» INSTRUCTIONS FOR THE TASK
With the string "shop" as the filter, copy each matching line from the records.

START DATA UNDER STUDY

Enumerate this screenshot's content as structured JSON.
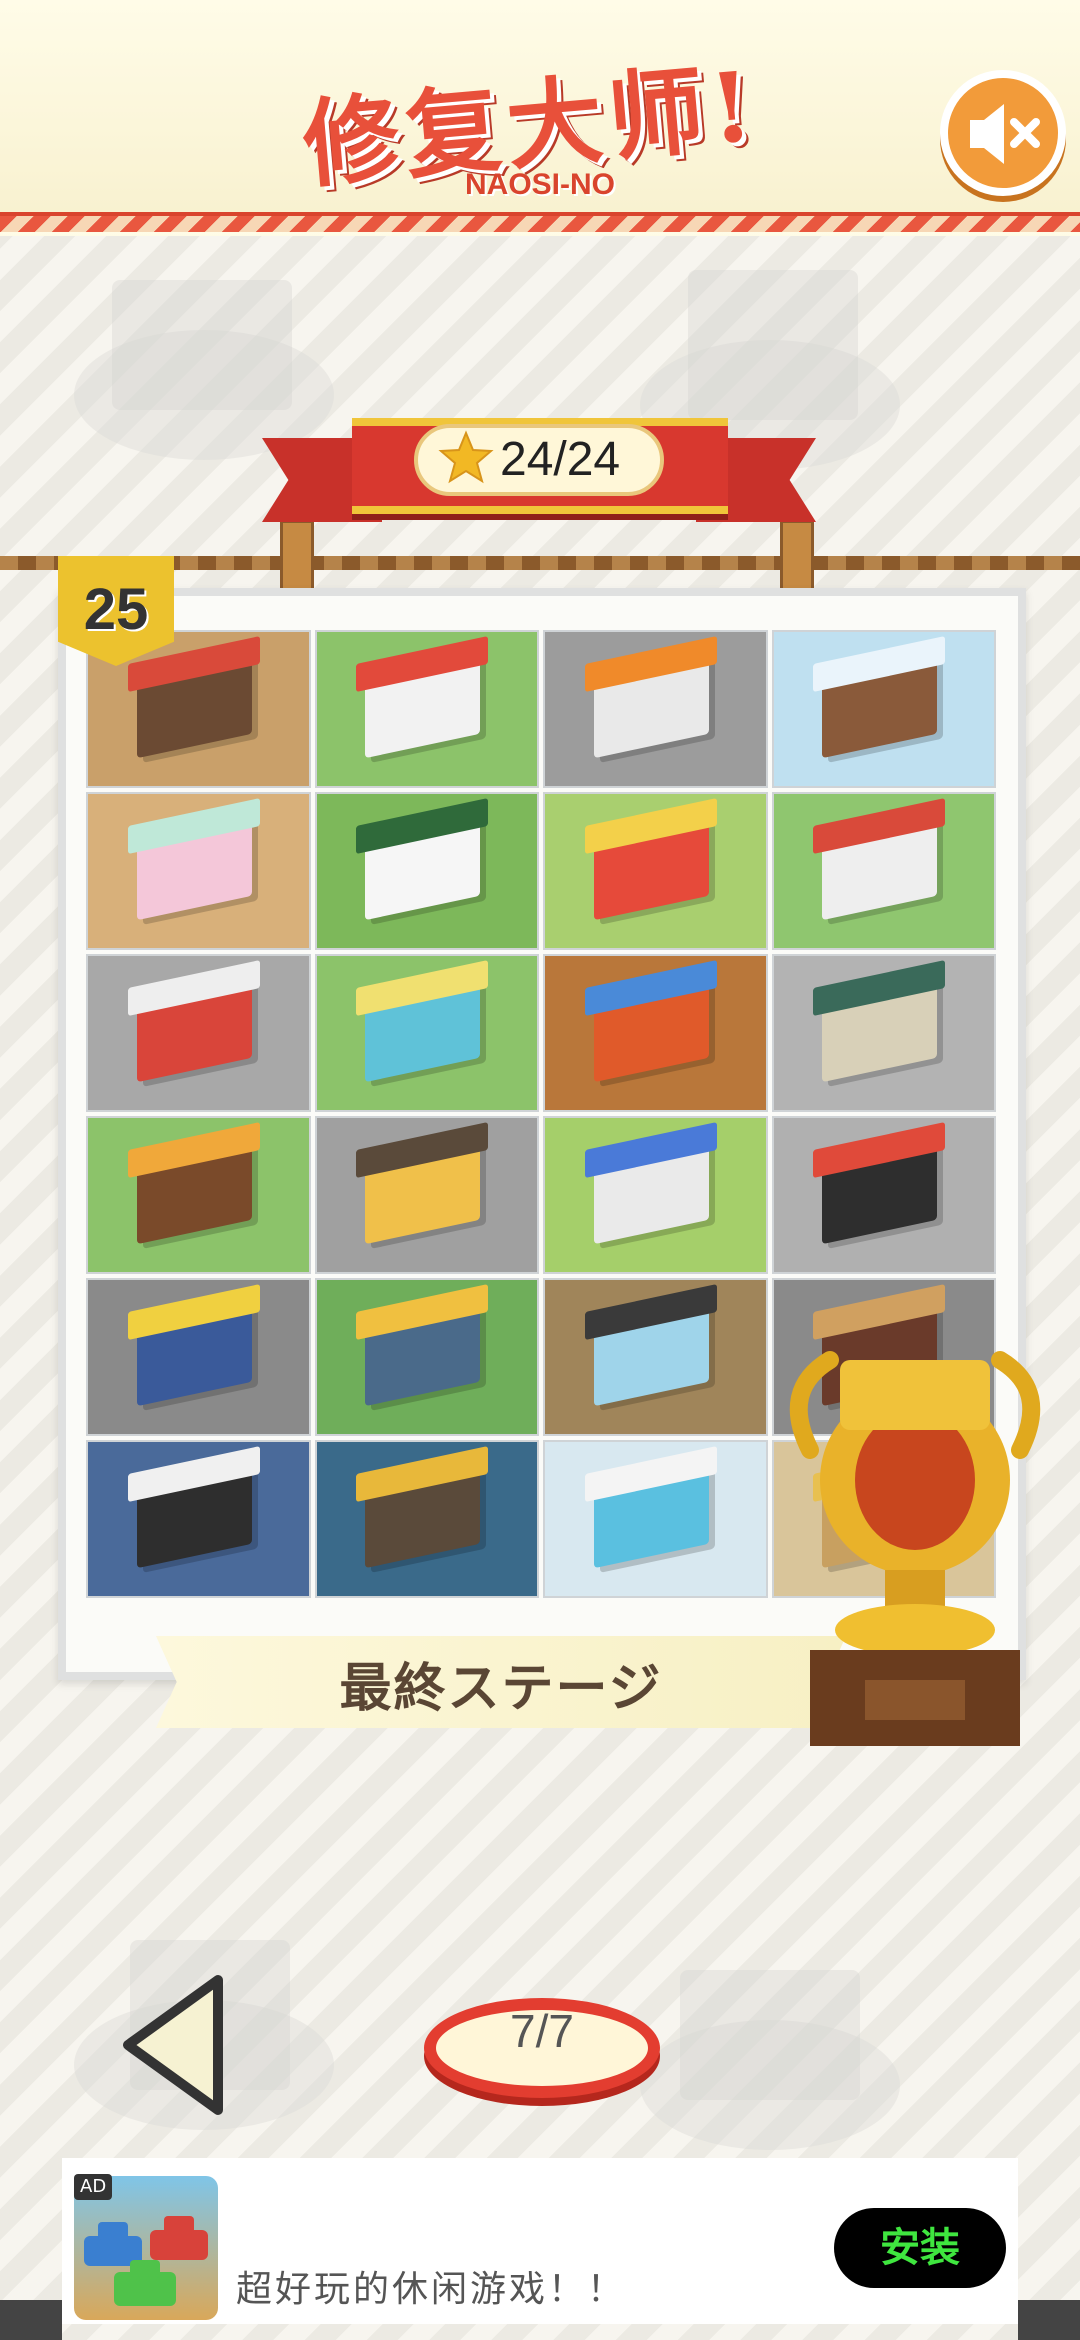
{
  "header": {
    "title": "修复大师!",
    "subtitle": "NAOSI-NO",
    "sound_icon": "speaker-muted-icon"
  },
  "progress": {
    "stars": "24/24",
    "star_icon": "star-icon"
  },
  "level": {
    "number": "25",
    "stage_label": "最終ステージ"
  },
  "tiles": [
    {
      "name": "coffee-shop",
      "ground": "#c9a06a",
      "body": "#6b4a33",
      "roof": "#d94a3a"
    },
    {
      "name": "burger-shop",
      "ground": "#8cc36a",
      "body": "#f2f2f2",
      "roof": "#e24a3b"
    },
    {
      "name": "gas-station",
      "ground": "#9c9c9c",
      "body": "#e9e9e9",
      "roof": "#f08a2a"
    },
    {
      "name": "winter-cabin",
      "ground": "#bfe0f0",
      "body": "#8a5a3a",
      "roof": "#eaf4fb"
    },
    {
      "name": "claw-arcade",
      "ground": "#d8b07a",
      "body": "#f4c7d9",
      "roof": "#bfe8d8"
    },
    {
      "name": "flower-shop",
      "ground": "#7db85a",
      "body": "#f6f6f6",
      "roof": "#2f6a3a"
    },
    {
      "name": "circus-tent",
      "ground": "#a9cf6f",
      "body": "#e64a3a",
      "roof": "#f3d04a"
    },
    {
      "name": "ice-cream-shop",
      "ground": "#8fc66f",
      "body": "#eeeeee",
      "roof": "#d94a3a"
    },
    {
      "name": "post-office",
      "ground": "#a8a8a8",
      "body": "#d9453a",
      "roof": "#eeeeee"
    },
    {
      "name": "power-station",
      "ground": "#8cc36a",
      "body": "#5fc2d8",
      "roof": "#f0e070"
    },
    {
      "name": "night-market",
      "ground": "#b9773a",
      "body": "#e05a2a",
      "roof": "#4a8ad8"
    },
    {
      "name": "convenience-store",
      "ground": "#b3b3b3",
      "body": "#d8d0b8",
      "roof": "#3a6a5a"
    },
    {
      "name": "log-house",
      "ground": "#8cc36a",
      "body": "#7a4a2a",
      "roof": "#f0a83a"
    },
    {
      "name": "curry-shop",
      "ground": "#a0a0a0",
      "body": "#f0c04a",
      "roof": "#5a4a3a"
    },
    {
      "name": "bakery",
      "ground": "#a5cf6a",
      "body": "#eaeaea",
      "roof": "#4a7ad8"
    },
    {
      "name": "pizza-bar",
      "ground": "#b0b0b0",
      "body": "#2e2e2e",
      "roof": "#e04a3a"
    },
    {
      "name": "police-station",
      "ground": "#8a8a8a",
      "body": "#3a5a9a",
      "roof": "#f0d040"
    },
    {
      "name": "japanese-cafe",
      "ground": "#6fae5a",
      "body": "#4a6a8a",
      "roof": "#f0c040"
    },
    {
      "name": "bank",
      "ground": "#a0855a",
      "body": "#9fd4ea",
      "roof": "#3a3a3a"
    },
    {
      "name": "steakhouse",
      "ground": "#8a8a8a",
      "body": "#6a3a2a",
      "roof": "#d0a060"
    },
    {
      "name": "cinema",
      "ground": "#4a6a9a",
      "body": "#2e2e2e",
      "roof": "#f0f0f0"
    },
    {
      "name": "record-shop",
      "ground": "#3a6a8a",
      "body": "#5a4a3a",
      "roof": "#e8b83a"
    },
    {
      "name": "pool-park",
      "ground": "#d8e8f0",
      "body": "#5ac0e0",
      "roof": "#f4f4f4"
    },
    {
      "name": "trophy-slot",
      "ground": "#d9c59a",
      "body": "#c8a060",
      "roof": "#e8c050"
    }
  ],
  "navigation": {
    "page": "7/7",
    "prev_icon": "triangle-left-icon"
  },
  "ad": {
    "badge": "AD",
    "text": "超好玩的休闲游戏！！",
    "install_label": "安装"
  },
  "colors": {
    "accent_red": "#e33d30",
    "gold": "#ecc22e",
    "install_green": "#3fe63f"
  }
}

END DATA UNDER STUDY
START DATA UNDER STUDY

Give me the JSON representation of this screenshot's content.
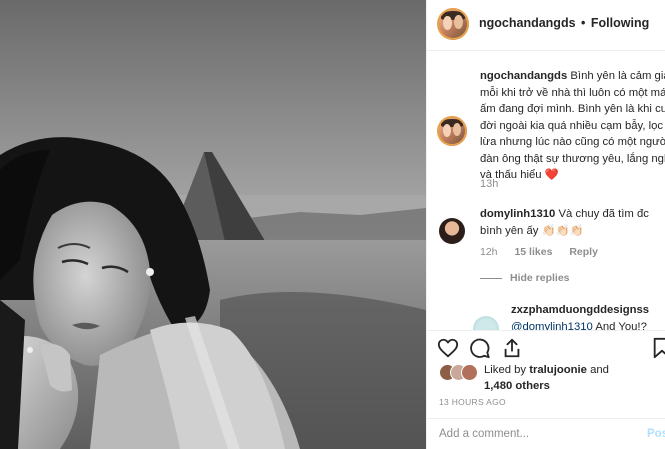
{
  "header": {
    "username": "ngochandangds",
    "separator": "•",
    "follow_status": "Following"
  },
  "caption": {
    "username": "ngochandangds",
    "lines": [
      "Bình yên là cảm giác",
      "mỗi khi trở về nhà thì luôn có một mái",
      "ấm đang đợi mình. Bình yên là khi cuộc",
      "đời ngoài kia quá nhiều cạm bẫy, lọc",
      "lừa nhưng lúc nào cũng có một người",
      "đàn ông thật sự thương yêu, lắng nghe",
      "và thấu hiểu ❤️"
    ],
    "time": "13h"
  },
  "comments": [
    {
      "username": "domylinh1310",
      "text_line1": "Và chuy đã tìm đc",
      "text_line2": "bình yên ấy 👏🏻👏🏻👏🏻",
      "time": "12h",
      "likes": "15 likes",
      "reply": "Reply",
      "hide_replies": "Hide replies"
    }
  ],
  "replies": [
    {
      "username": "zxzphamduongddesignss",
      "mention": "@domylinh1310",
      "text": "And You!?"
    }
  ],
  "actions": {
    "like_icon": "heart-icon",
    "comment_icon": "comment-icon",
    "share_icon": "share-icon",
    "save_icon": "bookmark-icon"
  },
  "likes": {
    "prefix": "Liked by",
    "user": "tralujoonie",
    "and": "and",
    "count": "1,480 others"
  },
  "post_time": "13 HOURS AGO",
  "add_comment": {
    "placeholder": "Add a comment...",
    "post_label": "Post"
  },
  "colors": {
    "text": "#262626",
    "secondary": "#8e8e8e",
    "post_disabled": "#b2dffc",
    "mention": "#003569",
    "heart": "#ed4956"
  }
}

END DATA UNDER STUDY

» RESULT OF THIS TASK
      "name": "coffee-shop",
      "name": "burger-shop",
      "name": "flower-shop",
      "name": "ice-cream-shop",
      "name": "curry-shop",
      "name": "record-shop",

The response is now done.